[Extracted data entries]
********************

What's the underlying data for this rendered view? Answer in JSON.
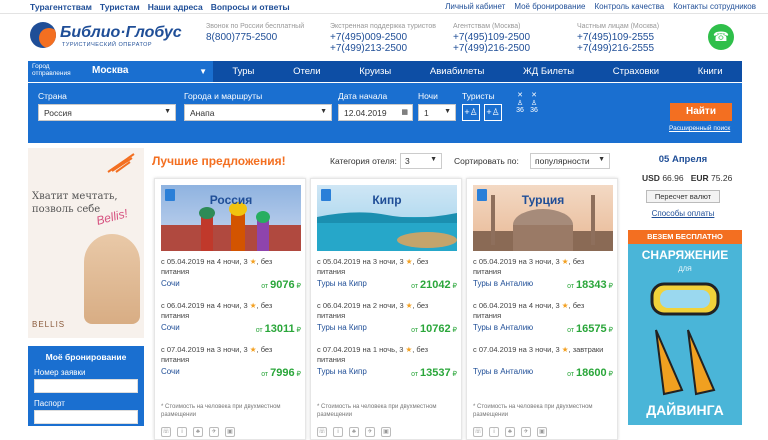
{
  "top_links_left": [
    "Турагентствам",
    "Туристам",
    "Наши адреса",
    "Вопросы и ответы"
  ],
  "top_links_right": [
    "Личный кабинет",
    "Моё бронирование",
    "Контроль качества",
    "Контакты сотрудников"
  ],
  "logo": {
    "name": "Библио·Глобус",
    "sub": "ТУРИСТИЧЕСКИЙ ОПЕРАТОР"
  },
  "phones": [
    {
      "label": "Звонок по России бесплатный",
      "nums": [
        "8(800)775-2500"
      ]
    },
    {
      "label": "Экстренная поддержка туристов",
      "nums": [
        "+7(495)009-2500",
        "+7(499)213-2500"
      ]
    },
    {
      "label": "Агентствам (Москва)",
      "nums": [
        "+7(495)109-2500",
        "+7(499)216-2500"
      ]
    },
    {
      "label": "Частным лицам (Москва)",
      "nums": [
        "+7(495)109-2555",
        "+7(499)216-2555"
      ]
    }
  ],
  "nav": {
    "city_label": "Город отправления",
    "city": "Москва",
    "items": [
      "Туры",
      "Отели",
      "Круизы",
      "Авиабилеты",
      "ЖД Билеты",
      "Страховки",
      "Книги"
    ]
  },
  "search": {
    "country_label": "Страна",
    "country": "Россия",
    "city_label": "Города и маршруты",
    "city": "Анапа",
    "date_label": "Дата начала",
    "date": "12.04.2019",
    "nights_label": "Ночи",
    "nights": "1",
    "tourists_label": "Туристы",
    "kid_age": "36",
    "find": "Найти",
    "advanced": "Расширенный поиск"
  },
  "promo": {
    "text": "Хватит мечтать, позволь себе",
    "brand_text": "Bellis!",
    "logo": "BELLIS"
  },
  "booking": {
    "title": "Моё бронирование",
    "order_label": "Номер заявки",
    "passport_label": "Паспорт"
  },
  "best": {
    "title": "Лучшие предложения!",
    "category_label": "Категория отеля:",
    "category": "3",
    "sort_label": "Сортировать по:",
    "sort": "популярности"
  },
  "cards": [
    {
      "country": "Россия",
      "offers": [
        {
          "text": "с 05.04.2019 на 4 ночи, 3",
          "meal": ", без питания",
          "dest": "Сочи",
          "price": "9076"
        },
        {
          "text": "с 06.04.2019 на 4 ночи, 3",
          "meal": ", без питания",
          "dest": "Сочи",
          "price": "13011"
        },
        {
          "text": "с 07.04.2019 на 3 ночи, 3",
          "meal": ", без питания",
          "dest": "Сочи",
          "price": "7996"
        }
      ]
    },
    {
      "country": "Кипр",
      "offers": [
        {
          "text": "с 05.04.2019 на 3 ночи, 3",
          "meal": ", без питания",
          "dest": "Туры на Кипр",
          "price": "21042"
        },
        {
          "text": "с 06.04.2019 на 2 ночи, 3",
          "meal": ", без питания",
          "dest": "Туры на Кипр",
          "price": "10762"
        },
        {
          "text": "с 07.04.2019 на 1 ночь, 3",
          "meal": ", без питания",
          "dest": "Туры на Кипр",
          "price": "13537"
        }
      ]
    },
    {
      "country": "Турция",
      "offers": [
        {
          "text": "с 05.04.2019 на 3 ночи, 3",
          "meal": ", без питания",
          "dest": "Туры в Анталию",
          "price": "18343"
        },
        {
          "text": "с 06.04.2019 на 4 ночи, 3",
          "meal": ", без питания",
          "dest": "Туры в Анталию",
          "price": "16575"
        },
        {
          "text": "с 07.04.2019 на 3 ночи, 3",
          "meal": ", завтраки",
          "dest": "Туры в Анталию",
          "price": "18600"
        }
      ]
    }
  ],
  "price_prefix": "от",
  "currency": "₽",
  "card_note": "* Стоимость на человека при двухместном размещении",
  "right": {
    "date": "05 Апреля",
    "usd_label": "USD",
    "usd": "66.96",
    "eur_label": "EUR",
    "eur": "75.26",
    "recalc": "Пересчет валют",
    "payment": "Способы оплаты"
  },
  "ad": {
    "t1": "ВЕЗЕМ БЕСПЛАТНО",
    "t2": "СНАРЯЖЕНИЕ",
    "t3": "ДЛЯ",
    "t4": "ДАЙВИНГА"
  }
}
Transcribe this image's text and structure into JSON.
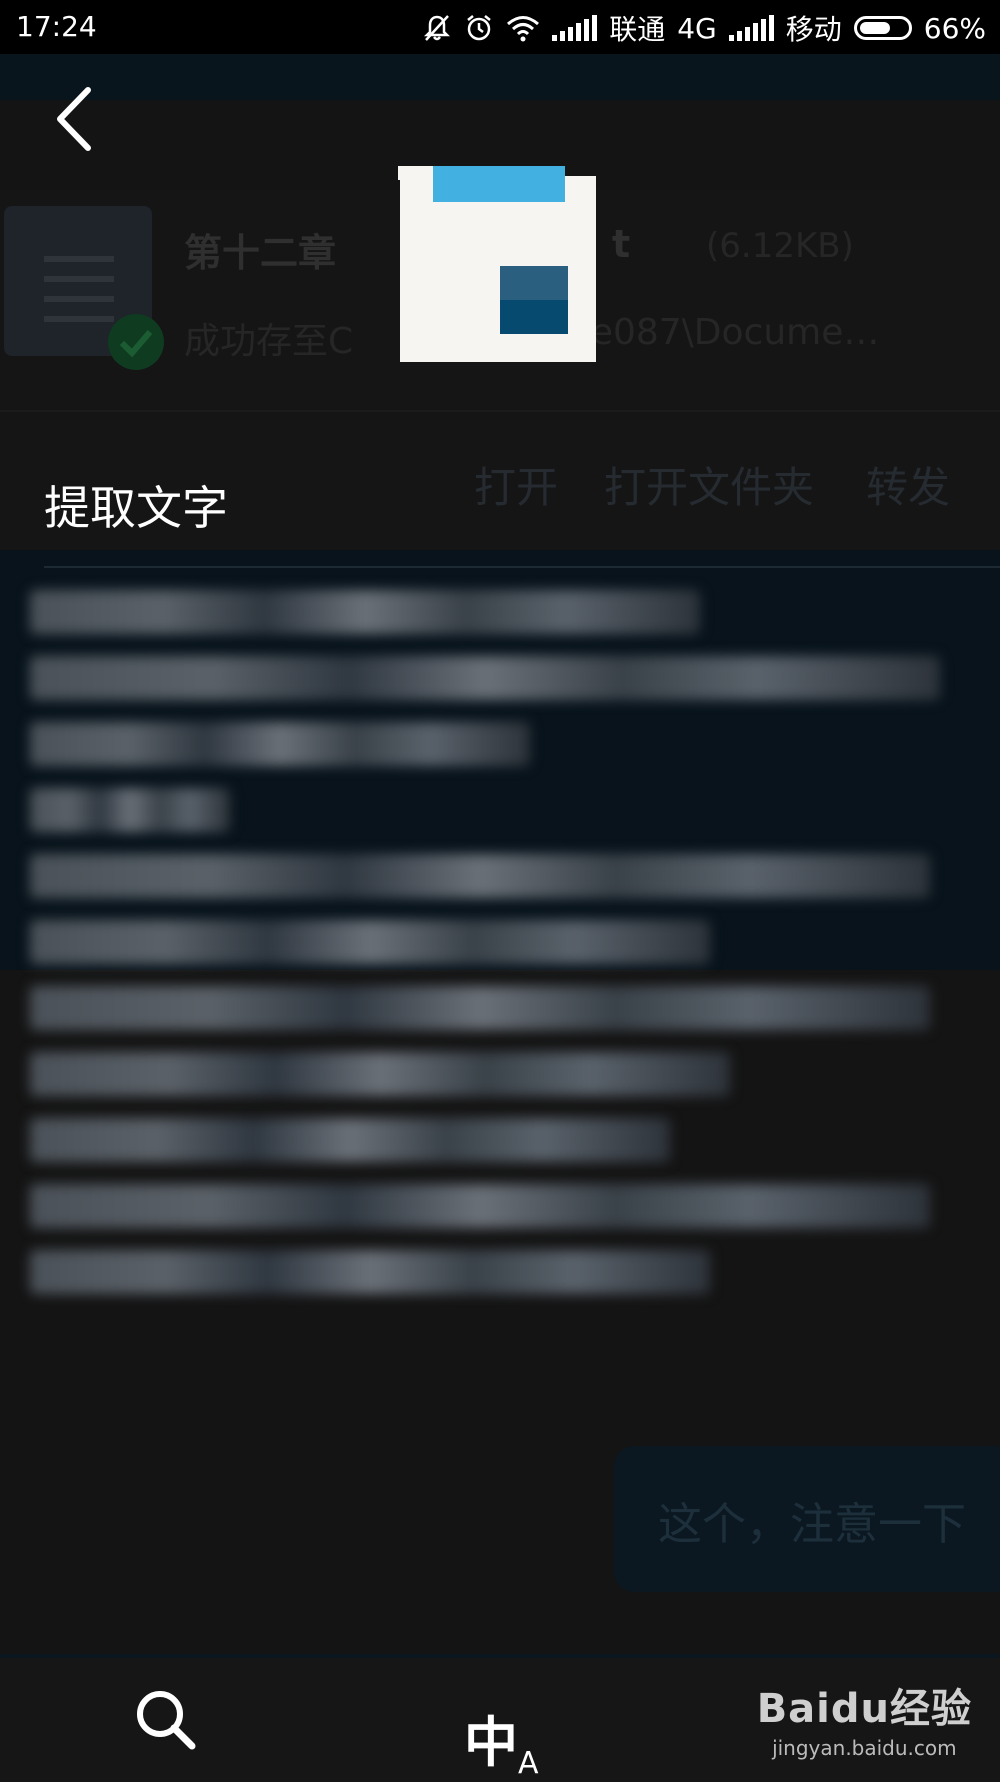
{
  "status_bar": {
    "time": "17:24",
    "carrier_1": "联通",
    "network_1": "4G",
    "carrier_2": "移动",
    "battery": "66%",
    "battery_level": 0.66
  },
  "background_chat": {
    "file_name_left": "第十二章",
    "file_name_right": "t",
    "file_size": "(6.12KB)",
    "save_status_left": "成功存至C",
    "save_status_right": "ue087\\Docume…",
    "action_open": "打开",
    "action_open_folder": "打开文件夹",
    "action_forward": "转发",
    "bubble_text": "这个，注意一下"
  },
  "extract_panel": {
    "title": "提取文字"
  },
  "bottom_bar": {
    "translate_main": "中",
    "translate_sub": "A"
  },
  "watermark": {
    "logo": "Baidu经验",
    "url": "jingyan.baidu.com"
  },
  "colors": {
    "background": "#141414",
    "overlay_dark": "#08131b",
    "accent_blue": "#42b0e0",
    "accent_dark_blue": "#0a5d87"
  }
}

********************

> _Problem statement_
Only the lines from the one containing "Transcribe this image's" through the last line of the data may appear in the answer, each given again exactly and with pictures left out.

> _Response area_
Transcribe this image's text and structure into JSON.
{
  "status_bar": {
    "time": "17:24",
    "carrier_1": "联通",
    "network_1": "4G",
    "carrier_2": "移动",
    "battery": "66%",
    "battery_level": 0.66
  },
  "background_chat": {
    "file_name_left": "第十二章",
    "file_name_right": "t",
    "file_size": "(6.12KB)",
    "save_status_left": "成功存至C",
    "save_status_right": "ue087\\Docume…",
    "action_open": "打开",
    "action_open_folder": "打开文件夹",
    "action_forward": "转发",
    "bubble_text": "这个，注意一下"
  },
  "extract_panel": {
    "title": "提取文字"
  },
  "bottom_bar": {
    "translate_main": "中",
    "translate_sub": "A"
  },
  "watermark": {
    "logo": "Baidu经验",
    "url": "jingyan.baidu.com"
  },
  "colors": {
    "background": "#141414",
    "overlay_dark": "#08131b",
    "accent_blue": "#42b0e0",
    "accent_dark_blue": "#0a5d87"
  }
}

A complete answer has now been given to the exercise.